Marriage equality is not about same-sex couples wanting to stand in front of an altar to say ‘I do’, although those of faith may well wish to do so. It is not about creating a legal basis for forcing churches to conduct marriage ceremonies against their beliefs; Britain’s approach has been to create civil and religious marriage. It is not about saying one group’s rights are more important than another group’s. Similarly, marriage does not belong to religion. As a word, as a concept, its roots are far older than most of the ones we still practice, as is homosexuality. Through hundreds of thousands of years the world has not ended because two men, or two women, loved each other. Faith should be a personal matter, between a man, woman, or those of alternative gender, and their god. Too often it has been used as a justification for subjugation, and things far worse than denying two people the right to be happy.
And that is ultimately what it comes down to; happiness, sadness, for better or worse, in sickness and in health – the right to experience life in all its forms with those you love most. A ceremony does not have to be religious in nature, many straight couples today don’t want to get married in a church, but they do want to be able to declare that love in front of family and friends.
But beyond love, beyond the joy of committing yourself to someone, there is the right to be consider human, not matter what. And if you are denied legal rights and protections that others have, you are deemed by them to be less than human. History has shown us what happens in this instance.

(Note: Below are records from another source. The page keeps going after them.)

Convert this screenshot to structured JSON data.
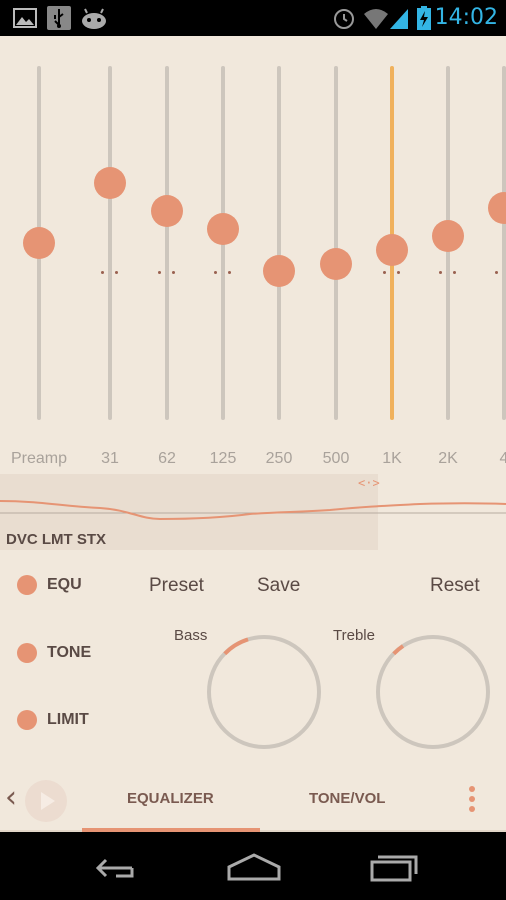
{
  "status_bar": {
    "time": "14:02",
    "icons": [
      "picture-icon",
      "usb-icon",
      "android-icon",
      "alarm-icon",
      "wifi-icon",
      "signal-icon",
      "battery-icon"
    ],
    "accent": "#33b5e5"
  },
  "equalizer": {
    "bands": [
      {
        "label": "Preamp",
        "level": 0.5
      },
      {
        "label": "31",
        "level": 0.67
      },
      {
        "label": "62",
        "level": 0.59
      },
      {
        "label": "125",
        "level": 0.54
      },
      {
        "label": "250",
        "level": 0.42
      },
      {
        "label": "500",
        "level": 0.44
      },
      {
        "label": "1K",
        "level": 0.48,
        "selected": true
      },
      {
        "label": "2K",
        "level": 0.52
      },
      {
        "label": "4",
        "level": 0.6
      }
    ],
    "colors": {
      "knob": "#e69474",
      "track": "#cdc6bd",
      "selected_track": "#f0b15c"
    }
  },
  "curve": {
    "indicator": "DVC LMT STX",
    "drag_glyph": "<·>"
  },
  "controls": {
    "toggles": [
      {
        "label": "EQU"
      },
      {
        "label": "TONE"
      },
      {
        "label": "LIMIT"
      }
    ],
    "actions": {
      "preset": "Preset",
      "save": "Save",
      "reset": "Reset"
    },
    "knobs": [
      {
        "label": "Bass",
        "level": 0.08
      },
      {
        "label": "Treble",
        "level": 0.08
      }
    ]
  },
  "tabs": {
    "back_glyph": "‹",
    "items": [
      "EQUALIZER",
      "TONE/VOL"
    ],
    "active": 0
  }
}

Mildred Loving knows something of the fight for equality, this is what she said in 2007, on the 40thanniversary of her famous court case: “…..I am proud that Richard’s and my name is on a court case that can help reinforce the love, the commitment, the fairness and the family that so many people, black or white, young or old, gay or straight, seek in life. I support the freedom to marry for all. That’s what Loving, and loving, are all about.”